  4. 4.
    Kader MA, Kim K, Lee Y-S, Nah C (2006) J Mater Sci 41:7341CrossRefGoogle Scholar
  5. 5.
    Cataldo F (2007) Macromol Symp 247:67CrossRefGoogle Scholar
  6. 6.
    Zhang L, Wang Y, Wang Y, Sui Y, Yu D (2000) J Appl Polym Sci 78:1873CrossRefGoogle Scholar
  7. 7.
    Arroyo M, Lopez-Machado MA, Herrero B (2003) Polymer 44:2447CrossRefGoogle Scholar
  8. 8.
    Nah C, Ryu HJ, Han SH, Rhee JM, Lee M-H (2001) Polym Int 50:1265CrossRefGoogle Scholar
  9. 9.
    Ray SS, Okamoto M (2003) Prog Polym Sci 28:1539CrossRefGoogle Scholar
  10. 10.
    Karger-Kocsis J, Wu CM (2004) Polym Eng Sci 44:1083CrossRefGoogle Scholar
  11. 11.
    Cataldo F (2005) Macromol Symp 228:91CrossRefGoogle Scholar
  12. 12.
    López-Manchado MA, Herrero B, Arroyo M (2003) Polym Int 52:1070CrossRefGoogle Scholar
  13. 13.
    Varghese S, Karger-Kocsis J (2003) Polymer 44:4921CrossRefGoogle Scholar
  14. 14.
    Zheng H, Zhang Y, Peng Z, Zhang Y (2004) Polym Test 23:217CrossRefGoogle Scholar
  15. 15.
    Gatos KG, Thomann R, Karger-Kocsis J (2004) Polym Int 53:1191CrossRefGoogle Scholar
  16. 16.
    Sadhu S, Bhowmick AK (2004) J Appl Polym Sci 92:698CrossRefGoogle Scholar
  17. 17.
    Wang S, Long C, Wang X, Li Q, Qi Z (1998) J Appl Polym Sci 69:1557CrossRefGoogle Scholar
  18. 18.
    Wang Y, Zhang L, Tang C, Yu D (2000) J Appl Polym Sci 78:1879CrossRefGoogle Scholar
  19. 19.
    Wu YP, Jia Q-X, Yu D-S, Zhang L-Q (2003) J Appl Polym Sci 89:3855CrossRefGoogle Scholar
  20. 20.
    Hrachová J, Chodák I, Komadel P (2007) Chem Papers (submitted)Google Scholar

Copyright information

© Springer Science+Business Media, LLC 2008

Authors and Affiliations

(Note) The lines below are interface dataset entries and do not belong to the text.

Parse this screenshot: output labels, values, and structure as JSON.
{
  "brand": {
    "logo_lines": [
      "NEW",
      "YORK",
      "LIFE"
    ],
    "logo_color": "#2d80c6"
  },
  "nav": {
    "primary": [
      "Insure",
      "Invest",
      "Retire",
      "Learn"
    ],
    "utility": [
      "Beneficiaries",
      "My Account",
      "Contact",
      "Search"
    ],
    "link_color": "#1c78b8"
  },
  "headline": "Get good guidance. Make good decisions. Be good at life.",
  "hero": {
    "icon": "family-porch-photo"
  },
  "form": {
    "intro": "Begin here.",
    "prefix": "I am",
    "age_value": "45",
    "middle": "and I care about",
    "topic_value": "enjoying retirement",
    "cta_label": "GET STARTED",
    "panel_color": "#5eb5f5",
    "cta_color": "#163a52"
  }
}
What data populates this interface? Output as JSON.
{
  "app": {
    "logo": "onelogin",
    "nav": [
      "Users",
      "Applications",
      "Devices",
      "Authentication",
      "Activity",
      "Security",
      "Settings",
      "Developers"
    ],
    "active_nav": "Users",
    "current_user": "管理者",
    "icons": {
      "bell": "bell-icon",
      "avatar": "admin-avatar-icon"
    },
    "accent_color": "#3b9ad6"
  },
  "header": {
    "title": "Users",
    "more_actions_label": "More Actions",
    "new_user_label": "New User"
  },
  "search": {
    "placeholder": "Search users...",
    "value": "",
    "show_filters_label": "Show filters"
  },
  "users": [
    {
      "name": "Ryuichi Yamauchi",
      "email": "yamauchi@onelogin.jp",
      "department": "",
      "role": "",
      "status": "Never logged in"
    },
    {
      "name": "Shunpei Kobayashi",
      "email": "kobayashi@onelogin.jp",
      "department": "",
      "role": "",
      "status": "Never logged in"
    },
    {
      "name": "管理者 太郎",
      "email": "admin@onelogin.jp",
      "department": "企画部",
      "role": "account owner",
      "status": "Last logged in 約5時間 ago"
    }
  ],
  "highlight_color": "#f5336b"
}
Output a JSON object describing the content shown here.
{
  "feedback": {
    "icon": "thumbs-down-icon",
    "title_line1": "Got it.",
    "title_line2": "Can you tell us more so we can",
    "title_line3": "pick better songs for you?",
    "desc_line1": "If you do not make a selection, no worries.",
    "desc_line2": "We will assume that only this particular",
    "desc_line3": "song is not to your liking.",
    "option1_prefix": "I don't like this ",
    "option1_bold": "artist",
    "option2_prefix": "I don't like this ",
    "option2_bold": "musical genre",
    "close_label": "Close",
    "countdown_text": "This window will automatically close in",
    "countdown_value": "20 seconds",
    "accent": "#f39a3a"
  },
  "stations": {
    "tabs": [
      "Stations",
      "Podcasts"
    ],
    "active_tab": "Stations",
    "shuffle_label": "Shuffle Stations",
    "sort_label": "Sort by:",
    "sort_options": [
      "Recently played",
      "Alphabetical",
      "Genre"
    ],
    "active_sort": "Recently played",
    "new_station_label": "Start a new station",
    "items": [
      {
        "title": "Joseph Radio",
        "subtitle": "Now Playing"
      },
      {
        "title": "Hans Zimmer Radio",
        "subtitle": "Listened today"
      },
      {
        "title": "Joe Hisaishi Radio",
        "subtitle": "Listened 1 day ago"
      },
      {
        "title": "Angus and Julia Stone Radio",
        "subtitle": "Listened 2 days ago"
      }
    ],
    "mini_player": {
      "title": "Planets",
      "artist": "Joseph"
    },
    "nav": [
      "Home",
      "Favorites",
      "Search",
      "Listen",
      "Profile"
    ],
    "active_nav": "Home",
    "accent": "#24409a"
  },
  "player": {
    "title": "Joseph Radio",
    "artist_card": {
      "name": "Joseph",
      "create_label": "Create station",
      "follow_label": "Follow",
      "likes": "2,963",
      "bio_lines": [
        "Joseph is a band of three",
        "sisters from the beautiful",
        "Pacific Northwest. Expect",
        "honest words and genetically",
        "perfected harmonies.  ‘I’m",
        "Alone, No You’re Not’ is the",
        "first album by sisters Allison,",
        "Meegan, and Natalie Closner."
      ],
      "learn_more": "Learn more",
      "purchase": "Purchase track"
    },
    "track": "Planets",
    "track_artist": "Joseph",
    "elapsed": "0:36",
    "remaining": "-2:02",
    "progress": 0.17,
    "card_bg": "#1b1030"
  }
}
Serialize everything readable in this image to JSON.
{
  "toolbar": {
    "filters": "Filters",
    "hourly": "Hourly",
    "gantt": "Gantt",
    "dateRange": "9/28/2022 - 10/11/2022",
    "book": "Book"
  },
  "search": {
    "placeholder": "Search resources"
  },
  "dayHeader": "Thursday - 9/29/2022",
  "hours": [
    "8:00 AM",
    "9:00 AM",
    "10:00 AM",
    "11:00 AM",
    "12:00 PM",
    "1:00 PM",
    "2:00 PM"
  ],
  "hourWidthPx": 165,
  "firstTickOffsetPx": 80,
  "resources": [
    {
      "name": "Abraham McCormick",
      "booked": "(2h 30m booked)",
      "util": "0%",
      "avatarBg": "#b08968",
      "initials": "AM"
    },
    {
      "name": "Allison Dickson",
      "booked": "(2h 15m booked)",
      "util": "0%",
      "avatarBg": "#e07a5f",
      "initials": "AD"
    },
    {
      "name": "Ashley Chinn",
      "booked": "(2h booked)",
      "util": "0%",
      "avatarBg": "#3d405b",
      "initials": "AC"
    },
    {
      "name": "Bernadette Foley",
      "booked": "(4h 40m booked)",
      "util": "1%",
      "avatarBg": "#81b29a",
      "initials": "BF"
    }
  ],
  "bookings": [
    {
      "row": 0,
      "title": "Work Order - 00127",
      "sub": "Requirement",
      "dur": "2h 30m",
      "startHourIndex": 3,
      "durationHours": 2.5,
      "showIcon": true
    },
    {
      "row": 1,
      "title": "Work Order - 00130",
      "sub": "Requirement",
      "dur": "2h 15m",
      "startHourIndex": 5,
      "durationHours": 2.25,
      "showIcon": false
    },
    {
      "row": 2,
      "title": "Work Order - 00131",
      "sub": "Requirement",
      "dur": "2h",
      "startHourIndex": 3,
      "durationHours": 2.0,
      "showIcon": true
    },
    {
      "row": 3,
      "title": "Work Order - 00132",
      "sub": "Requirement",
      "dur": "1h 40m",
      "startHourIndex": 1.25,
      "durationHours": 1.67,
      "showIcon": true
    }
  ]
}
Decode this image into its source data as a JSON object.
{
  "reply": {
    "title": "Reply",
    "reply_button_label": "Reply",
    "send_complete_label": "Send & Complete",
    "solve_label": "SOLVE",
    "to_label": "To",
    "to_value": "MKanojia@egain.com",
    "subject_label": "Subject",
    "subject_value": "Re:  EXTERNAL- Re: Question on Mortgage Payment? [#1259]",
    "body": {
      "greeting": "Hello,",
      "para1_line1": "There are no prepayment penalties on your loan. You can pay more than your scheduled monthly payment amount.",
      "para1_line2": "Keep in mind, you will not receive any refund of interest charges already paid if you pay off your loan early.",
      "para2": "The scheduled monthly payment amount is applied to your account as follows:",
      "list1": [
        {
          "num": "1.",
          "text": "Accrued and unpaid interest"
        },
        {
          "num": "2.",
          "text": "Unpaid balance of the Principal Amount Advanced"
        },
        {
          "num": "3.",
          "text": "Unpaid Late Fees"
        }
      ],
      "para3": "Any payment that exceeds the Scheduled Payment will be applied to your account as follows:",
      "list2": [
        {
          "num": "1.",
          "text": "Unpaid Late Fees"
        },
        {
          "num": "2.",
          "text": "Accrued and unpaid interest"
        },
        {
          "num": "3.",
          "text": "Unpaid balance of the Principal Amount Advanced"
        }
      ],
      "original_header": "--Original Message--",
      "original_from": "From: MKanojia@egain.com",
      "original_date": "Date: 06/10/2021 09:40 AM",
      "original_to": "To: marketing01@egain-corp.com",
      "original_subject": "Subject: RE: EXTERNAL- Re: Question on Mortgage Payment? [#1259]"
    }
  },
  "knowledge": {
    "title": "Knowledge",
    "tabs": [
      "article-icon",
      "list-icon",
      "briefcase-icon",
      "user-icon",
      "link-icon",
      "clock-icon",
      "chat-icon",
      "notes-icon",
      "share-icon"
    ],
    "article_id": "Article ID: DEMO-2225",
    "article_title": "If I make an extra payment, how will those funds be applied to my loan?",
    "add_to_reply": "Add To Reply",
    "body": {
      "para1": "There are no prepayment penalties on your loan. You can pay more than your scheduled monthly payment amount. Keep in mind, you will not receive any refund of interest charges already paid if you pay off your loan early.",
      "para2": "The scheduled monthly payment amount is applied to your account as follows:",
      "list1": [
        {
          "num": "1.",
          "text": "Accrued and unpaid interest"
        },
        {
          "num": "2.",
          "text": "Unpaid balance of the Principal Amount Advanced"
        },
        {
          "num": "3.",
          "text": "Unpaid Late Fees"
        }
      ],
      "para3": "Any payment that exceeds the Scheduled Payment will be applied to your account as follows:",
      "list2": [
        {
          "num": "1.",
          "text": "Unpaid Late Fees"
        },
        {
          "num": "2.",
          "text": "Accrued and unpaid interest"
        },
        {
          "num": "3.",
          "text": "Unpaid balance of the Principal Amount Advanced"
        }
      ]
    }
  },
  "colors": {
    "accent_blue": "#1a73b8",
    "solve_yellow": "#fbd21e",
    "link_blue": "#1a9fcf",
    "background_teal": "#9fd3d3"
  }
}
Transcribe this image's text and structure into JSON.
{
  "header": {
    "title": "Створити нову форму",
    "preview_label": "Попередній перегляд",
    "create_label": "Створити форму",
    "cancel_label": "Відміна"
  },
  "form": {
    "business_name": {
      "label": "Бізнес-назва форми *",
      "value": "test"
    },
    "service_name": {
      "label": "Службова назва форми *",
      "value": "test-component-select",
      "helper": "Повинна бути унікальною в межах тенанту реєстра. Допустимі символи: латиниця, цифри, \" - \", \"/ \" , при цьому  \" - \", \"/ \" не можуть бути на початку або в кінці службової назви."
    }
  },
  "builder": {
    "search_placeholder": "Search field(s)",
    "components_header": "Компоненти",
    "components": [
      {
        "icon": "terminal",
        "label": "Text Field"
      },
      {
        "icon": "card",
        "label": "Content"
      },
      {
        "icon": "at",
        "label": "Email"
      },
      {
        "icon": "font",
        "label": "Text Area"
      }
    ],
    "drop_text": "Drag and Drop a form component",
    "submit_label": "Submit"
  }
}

  1. 1.Institute of Inorganic ChemistrySlovak Academy of SciencesBratislavaSlovakia
  2. 2.Polymer InstituteSlovak Academy of SciencesBratislavaSlovakia

Personalised recommendations